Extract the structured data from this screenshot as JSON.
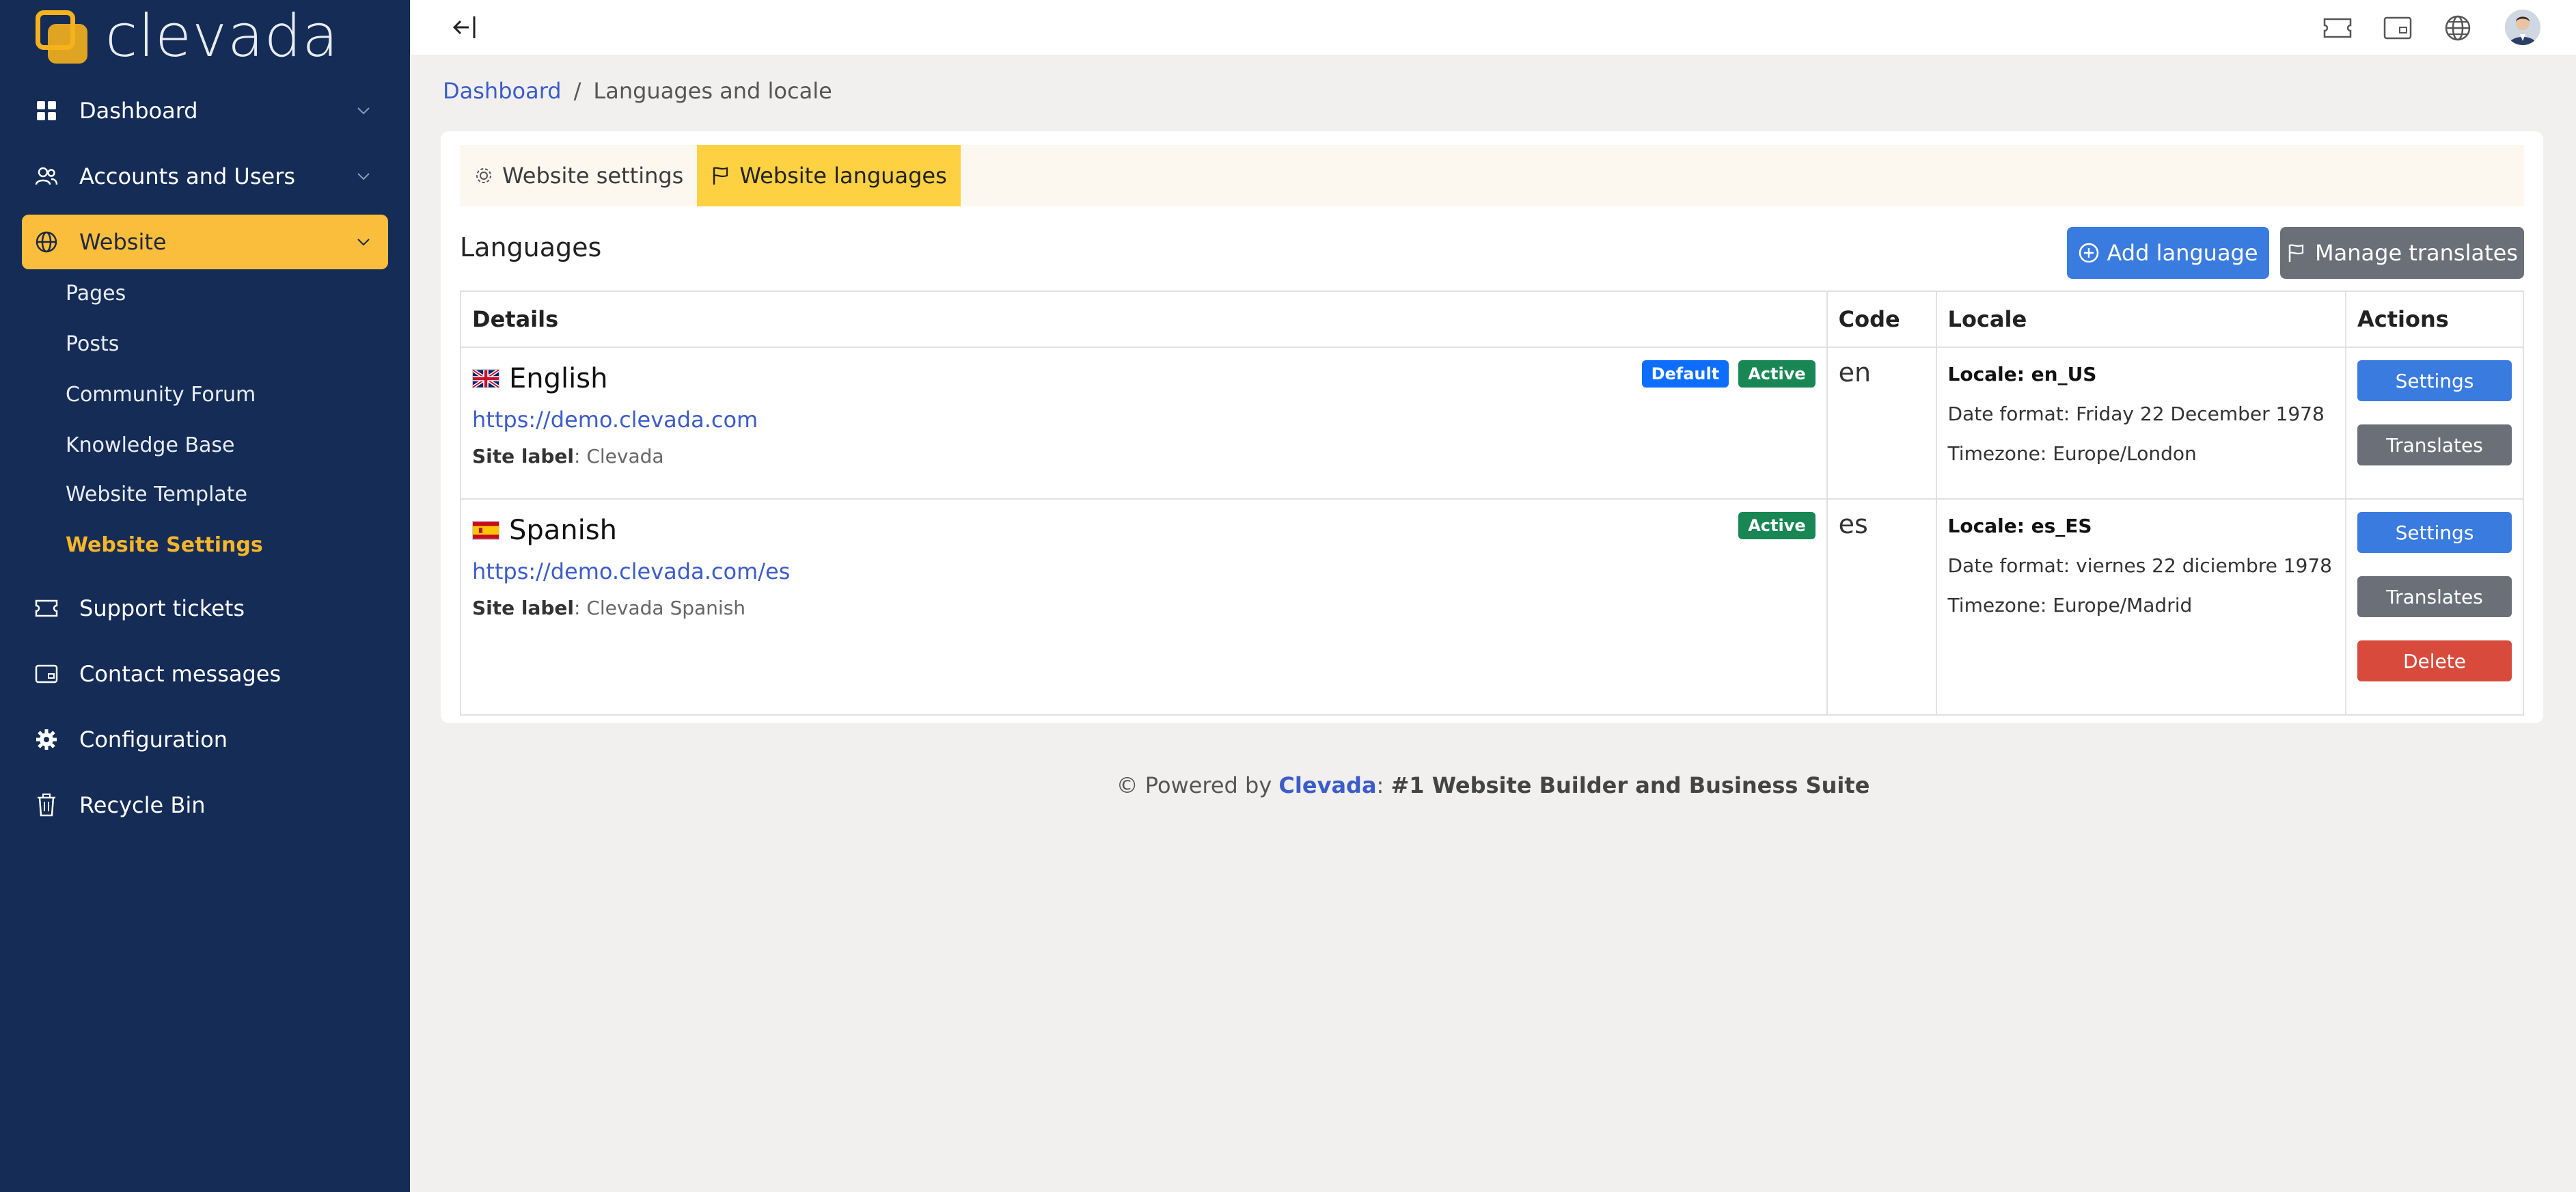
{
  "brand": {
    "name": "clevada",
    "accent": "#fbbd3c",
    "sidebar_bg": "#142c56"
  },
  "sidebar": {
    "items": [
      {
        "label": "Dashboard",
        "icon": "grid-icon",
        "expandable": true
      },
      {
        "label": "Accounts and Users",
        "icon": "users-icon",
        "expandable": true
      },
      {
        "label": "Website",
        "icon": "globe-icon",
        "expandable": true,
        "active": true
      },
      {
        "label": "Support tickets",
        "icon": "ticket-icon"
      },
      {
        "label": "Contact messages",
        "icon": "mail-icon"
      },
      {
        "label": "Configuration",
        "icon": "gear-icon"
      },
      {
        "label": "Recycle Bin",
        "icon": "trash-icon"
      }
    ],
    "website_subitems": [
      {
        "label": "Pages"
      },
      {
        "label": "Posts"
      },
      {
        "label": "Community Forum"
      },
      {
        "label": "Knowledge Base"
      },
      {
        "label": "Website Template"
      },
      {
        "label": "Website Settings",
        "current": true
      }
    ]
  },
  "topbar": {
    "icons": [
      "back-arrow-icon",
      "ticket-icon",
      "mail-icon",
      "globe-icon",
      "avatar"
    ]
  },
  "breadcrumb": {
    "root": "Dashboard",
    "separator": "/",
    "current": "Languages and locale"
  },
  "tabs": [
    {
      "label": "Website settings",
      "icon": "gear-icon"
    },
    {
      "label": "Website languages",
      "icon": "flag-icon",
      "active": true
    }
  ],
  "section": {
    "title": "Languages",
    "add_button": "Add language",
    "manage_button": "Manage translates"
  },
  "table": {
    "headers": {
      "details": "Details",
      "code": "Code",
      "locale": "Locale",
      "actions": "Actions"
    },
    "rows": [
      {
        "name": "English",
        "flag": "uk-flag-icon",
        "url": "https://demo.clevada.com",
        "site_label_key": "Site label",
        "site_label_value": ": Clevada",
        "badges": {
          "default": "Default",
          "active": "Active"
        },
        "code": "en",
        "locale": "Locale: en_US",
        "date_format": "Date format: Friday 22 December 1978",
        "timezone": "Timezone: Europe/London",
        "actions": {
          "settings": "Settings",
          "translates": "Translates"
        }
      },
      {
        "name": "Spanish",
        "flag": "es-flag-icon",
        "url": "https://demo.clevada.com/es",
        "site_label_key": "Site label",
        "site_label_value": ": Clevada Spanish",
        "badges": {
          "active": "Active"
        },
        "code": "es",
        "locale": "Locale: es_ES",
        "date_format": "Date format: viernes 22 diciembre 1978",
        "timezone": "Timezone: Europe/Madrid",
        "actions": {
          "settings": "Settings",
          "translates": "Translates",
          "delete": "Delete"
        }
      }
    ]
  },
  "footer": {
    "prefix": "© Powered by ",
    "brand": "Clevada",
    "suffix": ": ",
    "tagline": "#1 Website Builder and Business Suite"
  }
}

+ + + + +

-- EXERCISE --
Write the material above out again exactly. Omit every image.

-- THE ANSWER --
Extract the structured data from this screenshot as JSON.
{
  "brand": {
    "name": "clevada",
    "accent": "#fbbd3c",
    "sidebar_bg": "#142c56"
  },
  "sidebar": {
    "items": [
      {
        "label": "Dashboard",
        "icon": "grid-icon",
        "expandable": true
      },
      {
        "label": "Accounts and Users",
        "icon": "users-icon",
        "expandable": true
      },
      {
        "label": "Website",
        "icon": "globe-icon",
        "expandable": true,
        "active": true
      },
      {
        "label": "Support tickets",
        "icon": "ticket-icon"
      },
      {
        "label": "Contact messages",
        "icon": "mail-icon"
      },
      {
        "label": "Configuration",
        "icon": "gear-icon"
      },
      {
        "label": "Recycle Bin",
        "icon": "trash-icon"
      }
    ],
    "website_subitems": [
      {
        "label": "Pages"
      },
      {
        "label": "Posts"
      },
      {
        "label": "Community Forum"
      },
      {
        "label": "Knowledge Base"
      },
      {
        "label": "Website Template"
      },
      {
        "label": "Website Settings",
        "current": true
      }
    ]
  },
  "topbar": {
    "icons": [
      "back-arrow-icon",
      "ticket-icon",
      "mail-icon",
      "globe-icon",
      "avatar"
    ]
  },
  "breadcrumb": {
    "root": "Dashboard",
    "separator": "/",
    "current": "Languages and locale"
  },
  "tabs": [
    {
      "label": "Website settings",
      "icon": "gear-icon"
    },
    {
      "label": "Website languages",
      "icon": "flag-icon",
      "active": true
    }
  ],
  "section": {
    "title": "Languages",
    "add_button": "Add language",
    "manage_button": "Manage translates"
  },
  "table": {
    "headers": {
      "details": "Details",
      "code": "Code",
      "locale": "Locale",
      "actions": "Actions"
    },
    "rows": [
      {
        "name": "English",
        "flag": "uk-flag-icon",
        "url": "https://demo.clevada.com",
        "site_label_key": "Site label",
        "site_label_value": ": Clevada",
        "badges": {
          "default": "Default",
          "active": "Active"
        },
        "code": "en",
        "locale": "Locale: en_US",
        "date_format": "Date format: Friday 22 December 1978",
        "timezone": "Timezone: Europe/London",
        "actions": {
          "settings": "Settings",
          "translates": "Translates"
        }
      },
      {
        "name": "Spanish",
        "flag": "es-flag-icon",
        "url": "https://demo.clevada.com/es",
        "site_label_key": "Site label",
        "site_label_value": ": Clevada Spanish",
        "badges": {
          "active": "Active"
        },
        "code": "es",
        "locale": "Locale: es_ES",
        "date_format": "Date format: viernes 22 diciembre 1978",
        "timezone": "Timezone: Europe/Madrid",
        "actions": {
          "settings": "Settings",
          "translates": "Translates",
          "delete": "Delete"
        }
      }
    ]
  },
  "footer": {
    "prefix": "© Powered by ",
    "brand": "Clevada",
    "suffix": ": ",
    "tagline": "#1 Website Builder and Business Suite"
  }
}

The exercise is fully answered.